"Until one is committed, there is hesitancy, the chance to draw back, always ineffectiveness. Concerning all acts of initiative and creation, there is one elementary truth, the ignorance of which kills countless ideas and splendid plans: that the moment one definitely commits oneself, then providence moves too. All sorts of things occur to help one that would never otherwise have occurred. A whole stream of events issues from the decision, raising in one’s favor all manner of unforeseen incidents and meetings and material assistance, which no man could have dreamed would have come his way. Whatever you do, or dream you can, begin it. Boldness has genius, power and magic in it. Begin it now." Johann Wolfgang von Goethe

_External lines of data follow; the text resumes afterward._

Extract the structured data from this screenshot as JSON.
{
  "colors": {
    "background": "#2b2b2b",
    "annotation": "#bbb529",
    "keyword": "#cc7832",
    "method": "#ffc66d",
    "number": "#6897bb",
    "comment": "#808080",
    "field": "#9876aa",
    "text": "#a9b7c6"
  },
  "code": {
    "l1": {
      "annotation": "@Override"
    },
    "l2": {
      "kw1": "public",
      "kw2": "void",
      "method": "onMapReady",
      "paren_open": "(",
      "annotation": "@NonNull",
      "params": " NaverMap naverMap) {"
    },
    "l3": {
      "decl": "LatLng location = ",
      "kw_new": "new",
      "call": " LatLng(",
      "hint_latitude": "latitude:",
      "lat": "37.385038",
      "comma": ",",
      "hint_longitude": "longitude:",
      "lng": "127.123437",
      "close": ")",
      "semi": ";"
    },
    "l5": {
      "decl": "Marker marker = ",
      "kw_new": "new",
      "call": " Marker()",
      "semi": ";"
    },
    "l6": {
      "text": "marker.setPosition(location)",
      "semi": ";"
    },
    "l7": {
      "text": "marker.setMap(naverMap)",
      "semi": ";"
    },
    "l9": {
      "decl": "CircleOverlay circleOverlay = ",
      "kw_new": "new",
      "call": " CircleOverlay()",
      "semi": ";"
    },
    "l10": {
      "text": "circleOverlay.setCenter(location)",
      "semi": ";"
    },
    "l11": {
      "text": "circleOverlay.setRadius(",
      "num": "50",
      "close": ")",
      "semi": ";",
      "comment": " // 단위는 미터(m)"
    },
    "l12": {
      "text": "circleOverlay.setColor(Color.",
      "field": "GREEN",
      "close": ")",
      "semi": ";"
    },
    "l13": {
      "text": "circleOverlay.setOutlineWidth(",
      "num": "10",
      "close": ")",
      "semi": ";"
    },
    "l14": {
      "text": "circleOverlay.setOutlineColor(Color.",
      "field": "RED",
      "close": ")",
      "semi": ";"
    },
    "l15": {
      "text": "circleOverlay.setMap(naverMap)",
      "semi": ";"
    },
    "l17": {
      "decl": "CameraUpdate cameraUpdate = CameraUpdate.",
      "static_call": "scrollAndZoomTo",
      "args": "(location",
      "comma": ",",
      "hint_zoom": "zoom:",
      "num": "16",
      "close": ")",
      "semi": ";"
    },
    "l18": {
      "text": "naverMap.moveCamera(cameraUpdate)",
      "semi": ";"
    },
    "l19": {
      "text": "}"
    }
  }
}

I find this concept to be true lots of areas of my life. In our adoption process we were completely blown away by the way "Providence" worked in amazing ways we were "bold" and stepped out in faith in the adoption process. In a year and a half we were able to pay what seemed like an insurmountable cost speaking financially.
"Providence" was even more amazingly shown in the baby that was placed with our family. She is perfect for us. She's got a huge personality, an awesome sense of humor, lots of love, and is a handful. Really, I often praise the Lord for the way that He's orchestrated the events of Melia Serawit's life and ours to form a family.
Back to the quote, I found it on this post on Melissa Faye Green's blog. She wrote the wonderful book There's No Me Without You. If you haven't read it you should. But first start by reading the post she wrote on her blog. In it she answers a lot of questions about Ethiopian adoption and says many insightful things. This is great....
Like many adoptive parents, I chafe at the term “biological” to designate only my birth children. First because all children, of course, are the products of biology. Second because aren’t my children by adoption also mine biologically? We breathe each other’s air, prepare and share each other’s food, borrow each other’s combs and socks and pencils; Helen sometimes falls asleep on my bed twirling her fingers through my hair. Aren’t these somehow biological processes? Aren’t our cells intermixing? Haven’t the years of Berenstain Bears books I’ve inflicted on these children been immortalized as brain cells?
While I'm on the topic of "biological" children, can I just say to those of you who aren't very familiar with adoption terminology..... When someone says "Your or their Own" children in reference to my biological children or about people who aren't interested in adopting -- That makes my stomach hurt and me bite my tongue so I don't lash out. I know that you have good intentions when you say these words and that is why I don't say anything. But I am now...
Here's my soapbox:
--My adopted daughter is "my own" as much as my children who grew in my belly. The reality is that they all belong to the Lord and He's entrusted me with them.
--Melia's young now, if you say the "own" word she won't know what you are talking about. But one day she will. This gives the impression that she doesn't quite belong to us because she's not "our own". But that's so wrong because this is where she belongs and she is so much our own!
I'm really not offended when people use this term, I just wish they wouldn't. So if we've talked recently and you've said that before, don't worry I'm not mad. In fact, I probably don't even remember because I can barely remember anything these days :)